There’s been a lot of talk in Canberra this week about governments fulfilling commitments, about delivering on promises, about what constitutes a promise. Down the hill from the rancour of the new federal parliament, barristers of the Commonwealth and the Australian Capital Territory have been arguing in the High Court over the finer points of the Australian Constitution as it applies to marriage – a more civilised debate, no doubt, but one with far-reaching consequences for our country.

As the first jurisdiction in Australian history to legislate for marriage equality, the ACT Government delivered on a clear and public promise we made during the election in October 2012. We acted on a belief held deeply by people throughout Canberra and in communities across Australia – that everyone deserves equality before the law. In a modern, secular and mature society, where in most respects we have removed discrimination on the grounds of gender and sexuality, the exclusion of some to the institution of marriage remains a mark against our national record.

While we’re proud of our action and are willing to push the boundaries of the legal system, the ACT has not set the public mood on marriage equality. In fact, my own view is that the Australian people have moved faster than our political institutions have been able to respond. Most Australians – almost 70 per cent in 2010 – celebrate their marriages in a civil ceremony and as a civil institution. For them, the value of marriage lies in its standing in Australian law and society. This is the basis on which public support for marriage equality rests. It is not a challenge to religion or tradition or the value of heterosexual marriage. It is simply a belief – increasingly a demand – that all couples deserve the right to access this institution.

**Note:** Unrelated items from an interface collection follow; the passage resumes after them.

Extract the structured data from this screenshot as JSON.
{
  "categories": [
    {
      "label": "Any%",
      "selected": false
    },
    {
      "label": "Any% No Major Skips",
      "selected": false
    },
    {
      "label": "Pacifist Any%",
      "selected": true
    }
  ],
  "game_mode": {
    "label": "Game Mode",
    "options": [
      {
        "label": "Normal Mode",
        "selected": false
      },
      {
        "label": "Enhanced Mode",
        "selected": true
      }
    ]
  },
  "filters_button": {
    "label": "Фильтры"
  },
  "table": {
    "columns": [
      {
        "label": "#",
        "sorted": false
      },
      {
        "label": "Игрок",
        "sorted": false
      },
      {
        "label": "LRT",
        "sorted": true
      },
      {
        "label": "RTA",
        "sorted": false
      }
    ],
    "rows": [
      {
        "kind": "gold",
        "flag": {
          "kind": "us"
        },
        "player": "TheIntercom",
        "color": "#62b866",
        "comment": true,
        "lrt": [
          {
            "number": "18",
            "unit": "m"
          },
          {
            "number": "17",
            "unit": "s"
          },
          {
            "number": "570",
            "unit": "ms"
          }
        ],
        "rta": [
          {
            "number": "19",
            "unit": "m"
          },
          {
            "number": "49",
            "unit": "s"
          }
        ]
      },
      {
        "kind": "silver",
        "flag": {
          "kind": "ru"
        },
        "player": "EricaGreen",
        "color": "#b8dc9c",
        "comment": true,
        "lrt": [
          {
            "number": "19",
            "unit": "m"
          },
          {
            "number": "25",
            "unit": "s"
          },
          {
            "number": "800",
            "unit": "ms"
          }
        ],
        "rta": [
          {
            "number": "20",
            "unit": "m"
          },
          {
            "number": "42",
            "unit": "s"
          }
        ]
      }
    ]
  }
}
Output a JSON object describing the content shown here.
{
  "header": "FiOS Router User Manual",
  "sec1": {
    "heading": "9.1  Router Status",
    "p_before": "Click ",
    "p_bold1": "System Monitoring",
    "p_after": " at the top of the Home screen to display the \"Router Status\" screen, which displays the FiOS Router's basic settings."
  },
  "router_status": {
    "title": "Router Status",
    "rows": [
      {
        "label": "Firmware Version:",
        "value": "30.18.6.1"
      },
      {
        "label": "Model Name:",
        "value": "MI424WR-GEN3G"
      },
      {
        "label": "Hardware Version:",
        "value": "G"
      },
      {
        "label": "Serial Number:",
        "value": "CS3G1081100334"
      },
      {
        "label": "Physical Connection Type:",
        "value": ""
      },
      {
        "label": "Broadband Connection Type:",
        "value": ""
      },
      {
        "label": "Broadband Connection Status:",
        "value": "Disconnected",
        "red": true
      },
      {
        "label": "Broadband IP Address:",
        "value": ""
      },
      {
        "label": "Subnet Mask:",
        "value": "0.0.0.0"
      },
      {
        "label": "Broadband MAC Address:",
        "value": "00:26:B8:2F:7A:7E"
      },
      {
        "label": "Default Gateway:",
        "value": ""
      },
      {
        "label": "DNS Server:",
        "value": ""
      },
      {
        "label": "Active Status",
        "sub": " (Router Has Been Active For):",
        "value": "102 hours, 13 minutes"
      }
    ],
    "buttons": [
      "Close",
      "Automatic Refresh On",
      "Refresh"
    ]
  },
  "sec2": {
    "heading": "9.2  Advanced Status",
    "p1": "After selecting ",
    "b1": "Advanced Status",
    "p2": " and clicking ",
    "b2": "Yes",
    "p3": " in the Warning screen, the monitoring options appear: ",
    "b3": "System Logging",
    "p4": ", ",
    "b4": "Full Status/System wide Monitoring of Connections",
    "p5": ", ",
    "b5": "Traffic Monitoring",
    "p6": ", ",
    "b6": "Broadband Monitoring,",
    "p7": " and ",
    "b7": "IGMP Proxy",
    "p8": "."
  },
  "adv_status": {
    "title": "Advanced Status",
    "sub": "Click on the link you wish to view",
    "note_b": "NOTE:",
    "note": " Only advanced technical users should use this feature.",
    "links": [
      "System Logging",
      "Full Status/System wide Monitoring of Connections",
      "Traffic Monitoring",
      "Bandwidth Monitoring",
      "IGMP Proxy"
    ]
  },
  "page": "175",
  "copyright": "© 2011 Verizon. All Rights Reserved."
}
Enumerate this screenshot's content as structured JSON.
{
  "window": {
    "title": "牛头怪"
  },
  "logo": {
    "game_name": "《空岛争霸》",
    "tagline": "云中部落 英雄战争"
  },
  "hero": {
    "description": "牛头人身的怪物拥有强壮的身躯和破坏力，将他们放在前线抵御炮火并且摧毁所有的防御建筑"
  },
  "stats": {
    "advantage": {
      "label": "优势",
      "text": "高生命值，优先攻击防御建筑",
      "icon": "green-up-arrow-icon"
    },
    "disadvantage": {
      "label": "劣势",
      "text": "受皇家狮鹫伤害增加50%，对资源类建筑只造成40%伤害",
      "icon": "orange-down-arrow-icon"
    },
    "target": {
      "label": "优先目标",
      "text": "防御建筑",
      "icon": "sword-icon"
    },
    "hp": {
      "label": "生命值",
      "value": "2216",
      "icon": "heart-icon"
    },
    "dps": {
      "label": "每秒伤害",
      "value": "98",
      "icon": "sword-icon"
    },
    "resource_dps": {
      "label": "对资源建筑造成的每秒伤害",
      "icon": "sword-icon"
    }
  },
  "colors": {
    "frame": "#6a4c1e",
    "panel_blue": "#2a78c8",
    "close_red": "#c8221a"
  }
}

The ACT Government has always said we would prefer that the Commonwealth legislate for marriage equality and it would give me great pleasure to repeal the ACT law on the grounds that federal marriage reform made it no longer necessary. We delayed the introduction of our legislation to see if the federal parliament would deliver and we acted when it wasn’t able to do so.

We were extremely disappointed when informed by the Commonwealth that the ACT’s law would be challenged in the High Court. Not only did this signal that the federal government would continue with a policy of opposition to same sex marriage, but also that instead of arguing this position through public and parliamentary debates, its views would be put into effect through the technicalities of a constitutional challenge. I said at the time of debating the Marriage Equality (Same Sex) Bill that the High Court was not the place to contest this basic matter of principle and that remains my view.

Two weeks before the ACT’s law was passed, the federal government asked us not to enact it and in recent days, some have suggested it is irresponsible that we allow couples to marry while the High Court is deliberating. This is an argument I simply don’t accept – not from the people who have brought the uncertainty to bear. This view also misreads the conviction of those who have fought long and hard for marriage equality. No important social reform comes without some risk for those who deliver it and those who put themselves forward to live it. Some 47 couples are registered to be married in this ACT this weekend – each one aware of the ongoing legal contest over the law they will use and none of them deterred by it.

If anything, the uncertainty over the legal status of same sex marriage has galvanised our community in its support for the principle. Venues, caterers and service providers across Canberra have been working overtime to support the couples marrying this weekend and there is an enormous amount of goodwill surrounding them.

If the High Court rules that state and territory governments have no right to make laws for same sex marriage, the need for national reform will simply increase. The fact that five other jurisdictions are at various stages of engaging with marriage equality through their parliaments gives a good indication of this.

Of course, if the court rules in favour of our law, life will go on as normal for the great majority in our community. But for same sex couples, together with their families, friends and supporters, the recognition of their equality before the law will be profound. The reconciliation of Australia’s Constitution with the principles of fairness and equality, as they are held in our society today, will be a point in our history to celebrate.